All of the lines below should be copied word for word.
"""
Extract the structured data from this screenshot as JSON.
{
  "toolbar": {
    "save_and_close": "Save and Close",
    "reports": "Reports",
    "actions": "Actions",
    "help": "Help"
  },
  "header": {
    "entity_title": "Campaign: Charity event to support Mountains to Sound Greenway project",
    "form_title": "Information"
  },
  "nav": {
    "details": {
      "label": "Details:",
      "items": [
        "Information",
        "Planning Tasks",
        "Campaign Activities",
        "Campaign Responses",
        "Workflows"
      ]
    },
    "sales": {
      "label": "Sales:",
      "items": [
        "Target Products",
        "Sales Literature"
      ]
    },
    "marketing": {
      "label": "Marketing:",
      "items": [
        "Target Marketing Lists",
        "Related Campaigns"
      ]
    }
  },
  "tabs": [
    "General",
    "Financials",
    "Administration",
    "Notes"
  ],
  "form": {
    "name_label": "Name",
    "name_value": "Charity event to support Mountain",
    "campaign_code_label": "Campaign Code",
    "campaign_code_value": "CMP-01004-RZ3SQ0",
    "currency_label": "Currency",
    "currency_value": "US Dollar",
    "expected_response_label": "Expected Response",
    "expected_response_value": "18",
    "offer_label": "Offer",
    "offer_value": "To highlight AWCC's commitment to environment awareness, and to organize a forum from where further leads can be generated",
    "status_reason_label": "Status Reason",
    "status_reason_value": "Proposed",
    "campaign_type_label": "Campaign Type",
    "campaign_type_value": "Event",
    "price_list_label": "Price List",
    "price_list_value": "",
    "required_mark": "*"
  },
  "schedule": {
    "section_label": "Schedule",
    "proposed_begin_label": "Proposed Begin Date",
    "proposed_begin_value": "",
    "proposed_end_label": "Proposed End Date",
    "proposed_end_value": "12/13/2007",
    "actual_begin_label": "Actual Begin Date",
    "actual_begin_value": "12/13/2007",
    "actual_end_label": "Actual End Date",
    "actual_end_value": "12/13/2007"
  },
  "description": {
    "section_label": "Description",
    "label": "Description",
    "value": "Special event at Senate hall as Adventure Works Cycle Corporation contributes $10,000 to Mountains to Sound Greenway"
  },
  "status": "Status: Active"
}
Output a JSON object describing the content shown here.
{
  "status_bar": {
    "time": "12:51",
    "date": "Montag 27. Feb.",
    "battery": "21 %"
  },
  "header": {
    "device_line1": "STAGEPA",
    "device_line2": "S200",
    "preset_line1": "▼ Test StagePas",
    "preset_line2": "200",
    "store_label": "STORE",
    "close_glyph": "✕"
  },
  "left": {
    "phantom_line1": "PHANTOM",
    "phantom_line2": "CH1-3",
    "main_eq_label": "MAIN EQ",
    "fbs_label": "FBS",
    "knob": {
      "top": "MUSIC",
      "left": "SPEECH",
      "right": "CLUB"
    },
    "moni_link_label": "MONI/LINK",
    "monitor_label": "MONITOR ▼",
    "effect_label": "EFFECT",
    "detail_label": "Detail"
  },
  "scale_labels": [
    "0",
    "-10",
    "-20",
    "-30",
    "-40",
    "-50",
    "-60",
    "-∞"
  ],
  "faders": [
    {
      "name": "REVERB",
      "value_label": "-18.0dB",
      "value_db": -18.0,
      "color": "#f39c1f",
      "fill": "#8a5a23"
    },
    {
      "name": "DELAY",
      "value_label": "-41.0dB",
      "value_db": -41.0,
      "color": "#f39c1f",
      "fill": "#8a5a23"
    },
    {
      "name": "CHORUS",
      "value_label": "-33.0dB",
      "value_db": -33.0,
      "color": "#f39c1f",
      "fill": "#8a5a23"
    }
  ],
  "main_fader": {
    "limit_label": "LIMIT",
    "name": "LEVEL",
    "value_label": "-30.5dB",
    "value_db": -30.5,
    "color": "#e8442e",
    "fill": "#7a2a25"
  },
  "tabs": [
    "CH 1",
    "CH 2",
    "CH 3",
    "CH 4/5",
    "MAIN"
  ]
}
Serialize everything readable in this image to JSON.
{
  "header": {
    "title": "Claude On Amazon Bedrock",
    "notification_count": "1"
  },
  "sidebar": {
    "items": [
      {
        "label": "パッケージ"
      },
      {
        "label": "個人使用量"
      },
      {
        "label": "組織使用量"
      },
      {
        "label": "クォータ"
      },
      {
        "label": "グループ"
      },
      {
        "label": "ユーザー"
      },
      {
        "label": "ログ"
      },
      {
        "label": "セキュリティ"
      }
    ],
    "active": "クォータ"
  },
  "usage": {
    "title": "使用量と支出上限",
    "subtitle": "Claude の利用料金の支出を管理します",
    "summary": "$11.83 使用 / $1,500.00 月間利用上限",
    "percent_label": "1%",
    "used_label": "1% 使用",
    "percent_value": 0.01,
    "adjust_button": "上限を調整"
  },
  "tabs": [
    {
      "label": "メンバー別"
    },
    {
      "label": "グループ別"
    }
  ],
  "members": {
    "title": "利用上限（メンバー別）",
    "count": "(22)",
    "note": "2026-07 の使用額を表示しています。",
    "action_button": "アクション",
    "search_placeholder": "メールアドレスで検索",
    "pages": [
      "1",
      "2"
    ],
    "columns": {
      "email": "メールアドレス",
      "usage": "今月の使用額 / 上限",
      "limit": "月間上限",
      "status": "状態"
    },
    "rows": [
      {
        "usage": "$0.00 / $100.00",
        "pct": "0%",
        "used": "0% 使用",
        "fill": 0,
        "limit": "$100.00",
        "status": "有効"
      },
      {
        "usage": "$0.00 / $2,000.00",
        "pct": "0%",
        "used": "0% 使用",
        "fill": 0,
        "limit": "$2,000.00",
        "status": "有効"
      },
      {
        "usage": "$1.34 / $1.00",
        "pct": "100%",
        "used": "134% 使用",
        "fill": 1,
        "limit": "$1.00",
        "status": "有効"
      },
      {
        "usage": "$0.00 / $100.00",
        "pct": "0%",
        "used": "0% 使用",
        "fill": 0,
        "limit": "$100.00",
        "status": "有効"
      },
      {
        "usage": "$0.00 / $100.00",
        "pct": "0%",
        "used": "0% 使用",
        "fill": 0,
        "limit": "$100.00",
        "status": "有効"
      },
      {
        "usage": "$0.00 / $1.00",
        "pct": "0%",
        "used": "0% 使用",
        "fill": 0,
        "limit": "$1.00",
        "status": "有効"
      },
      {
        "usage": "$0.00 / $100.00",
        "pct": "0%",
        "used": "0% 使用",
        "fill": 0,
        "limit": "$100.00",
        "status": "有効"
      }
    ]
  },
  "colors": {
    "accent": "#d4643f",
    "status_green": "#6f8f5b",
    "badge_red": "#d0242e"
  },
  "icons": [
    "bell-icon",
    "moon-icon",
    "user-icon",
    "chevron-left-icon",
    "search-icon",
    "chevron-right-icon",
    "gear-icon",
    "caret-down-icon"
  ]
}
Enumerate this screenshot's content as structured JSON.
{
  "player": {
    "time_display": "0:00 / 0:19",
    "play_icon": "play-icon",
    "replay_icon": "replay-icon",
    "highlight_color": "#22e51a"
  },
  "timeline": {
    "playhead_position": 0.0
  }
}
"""
### Result
Extract the structured data from this screenshot as JSON.
{
  "toolbar": {
    "save_and_close": "Save and Close",
    "reports": "Reports",
    "actions": "Actions",
    "help": "Help"
  },
  "header": {
    "entity_title": "Campaign: Charity event to support Mountains to Sound Greenway project",
    "form_title": "Information"
  },
  "nav": {
    "details": {
      "label": "Details:",
      "items": [
        "Information",
        "Planning Tasks",
        "Campaign Activities",
        "Campaign Responses",
        "Workflows"
      ]
    },
    "sales": {
      "label": "Sales:",
      "items": [
        "Target Products",
        "Sales Literature"
      ]
    },
    "marketing": {
      "label": "Marketing:",
      "items": [
        "Target Marketing Lists",
        "Related Campaigns"
      ]
    }
  },
  "tabs": [
    "General",
    "Financials",
    "Administration",
    "Notes"
  ],
  "form": {
    "name_label": "Name",
    "name_value": "Charity event to support Mountain",
    "campaign_code_label": "Campaign Code",
    "campaign_code_value": "CMP-01004-RZ3SQ0",
    "currency_label": "Currency",
    "currency_value": "US Dollar",
    "expected_response_label": "Expected Response",
    "expected_response_value": "18",
    "offer_label": "Offer",
    "offer_value": "To highlight AWCC's commitment to environment awareness, and to organize a forum from where further leads can be generated",
    "status_reason_label": "Status Reason",
    "status_reason_value": "Proposed",
    "campaign_type_label": "Campaign Type",
    "campaign_type_value": "Event",
    "price_list_label": "Price List",
    "price_list_value": "",
    "required_mark": "*"
  },
  "schedule": {
    "section_label": "Schedule",
    "proposed_begin_label": "Proposed Begin Date",
    "proposed_begin_value": "",
    "proposed_end_label": "Proposed End Date",
    "proposed_end_value": "12/13/2007",
    "actual_begin_label": "Actual Begin Date",
    "actual_begin_value": "12/13/2007",
    "actual_end_label": "Actual End Date",
    "actual_end_value": "12/13/2007"
  },
  "description": {
    "section_label": "Description",
    "label": "Description",
    "value": "Special event at Senate hall as Adventure Works Cycle Corporation contributes $10,000 to Mountains to Sound Greenway"
  },
  "status": "Status: Active"
}
Output a JSON object describing the content shown here.
{
  "status_bar": {
    "time": "12:51",
    "date": "Montag 27. Feb.",
    "battery": "21 %"
  },
  "header": {
    "device_line1": "STAGEPA",
    "device_line2": "S200",
    "preset_line1": "▼ Test StagePas",
    "preset_line2": "200",
    "store_label": "STORE",
    "close_glyph": "✕"
  },
  "left": {
    "phantom_line1": "PHANTOM",
    "phantom_line2": "CH1-3",
    "main_eq_label": "MAIN EQ",
    "fbs_label": "FBS",
    "knob": {
      "top": "MUSIC",
      "left": "SPEECH",
      "right": "CLUB"
    },
    "moni_link_label": "MONI/LINK",
    "monitor_label": "MONITOR ▼",
    "effect_label": "EFFECT",
    "detail_label": "Detail"
  },
  "scale_labels": [
    "0",
    "-10",
    "-20",
    "-30",
    "-40",
    "-50",
    "-60",
    "-∞"
  ],
  "faders": [
    {
      "name": "REVERB",
      "value_label": "-18.0dB",
      "value_db": -18.0,
      "color": "#f39c1f",
      "fill": "#8a5a23"
    },
    {
      "name": "DELAY",
      "value_label": "-41.0dB",
      "value_db": -41.0,
      "color": "#f39c1f",
      "fill": "#8a5a23"
    },
    {
      "name": "CHORUS",
      "value_label": "-33.0dB",
      "value_db": -33.0,
      "color": "#f39c1f",
      "fill": "#8a5a23"
    }
  ],
  "main_fader": {
    "limit_label": "LIMIT",
    "name": "LEVEL",
    "value_label": "-30.5dB",
    "value_db": -30.5,
    "color": "#e8442e",
    "fill": "#7a2a25"
  },
  "tabs": [
    "CH 1",
    "CH 2",
    "CH 3",
    "CH 4/5",
    "MAIN"
  ]
}
Serialize everything readable in this image to JSON.
{
  "header": {
    "title": "Claude On Amazon Bedrock",
    "notification_count": "1"
  },
  "sidebar": {
    "items": [
      {
        "label": "パッケージ"
      },
      {
        "label": "個人使用量"
      },
      {
        "label": "組織使用量"
      },
      {
        "label": "クォータ"
      },
      {
        "label": "グループ"
      },
      {
        "label": "ユーザー"
      },
      {
        "label": "ログ"
      },
      {
        "label": "セキュリティ"
      }
    ],
    "active": "クォータ"
  },
  "usage": {
    "title": "使用量と支出上限",
    "subtitle": "Claude の利用料金の支出を管理します",
    "summary": "$11.83 使用 / $1,500.00 月間利用上限",
    "percent_label": "1%",
    "used_label": "1% 使用",
    "percent_value": 0.01,
    "adjust_button": "上限を調整"
  },
  "tabs": [
    {
      "label": "メンバー別"
    },
    {
      "label": "グループ別"
    }
  ],
  "members": {
    "title": "利用上限（メンバー別）",
    "count": "(22)",
    "note": "2026-07 の使用額を表示しています。",
    "action_button": "アクション",
    "search_placeholder": "メールアドレスで検索",
    "pages": [
      "1",
      "2"
    ],
    "columns": {
      "email": "メールアドレス",
      "usage": "今月の使用額 / 上限",
      "limit": "月間上限",
      "status": "状態"
    },
    "rows": [
      {
        "usage": "$0.00 / $100.00",
        "pct": "0%",
        "used": "0% 使用",
        "fill": 0,
        "limit": "$100.00",
        "status": "有効"
      },
      {
        "usage": "$0.00 / $2,000.00",
        "pct": "0%",
        "used": "0% 使用",
        "fill": 0,
        "limit": "$2,000.00",
        "status": "有効"
      },
      {
        "usage": "$1.34 / $1.00",
        "pct": "100%",
        "used": "134% 使用",
        "fill": 1,
        "limit": "$1.00",
        "status": "有効"
      },
      {
        "usage": "$0.00 / $100.00",
        "pct": "0%",
        "used": "0% 使用",
        "fill": 0,
        "limit": "$100.00",
        "status": "有効"
      },
      {
        "usage": "$0.00 / $100.00",
        "pct": "0%",
        "used": "0% 使用",
        "fill": 0,
        "limit": "$100.00",
        "status": "有効"
      },
      {
        "usage": "$0.00 / $1.00",
        "pct": "0%",
        "used": "0% 使用",
        "fill": 0,
        "limit": "$1.00",
        "status": "有効"
      },
      {
        "usage": "$0.00 / $100.00",
        "pct": "0%",
        "used": "0% 使用",
        "fill": 0,
        "limit": "$100.00",
        "status": "有効"
      }
    ]
  },
  "colors": {
    "accent": "#d4643f",
    "status_green": "#6f8f5b",
    "badge_red": "#d0242e"
  },
  "icons": [
    "bell-icon",
    "moon-icon",
    "user-icon",
    "chevron-left-icon",
    "search-icon",
    "chevron-right-icon",
    "gear-icon",
    "caret-down-icon"
  ]
}
Enumerate this screenshot's content as structured JSON.
{
  "player": {
    "time_display": "0:00 / 0:19",
    "play_icon": "play-icon",
    "replay_icon": "replay-icon",
    "highlight_color": "#22e51a"
  },
  "timeline": {
    "playhead_position": 0.0
  }
}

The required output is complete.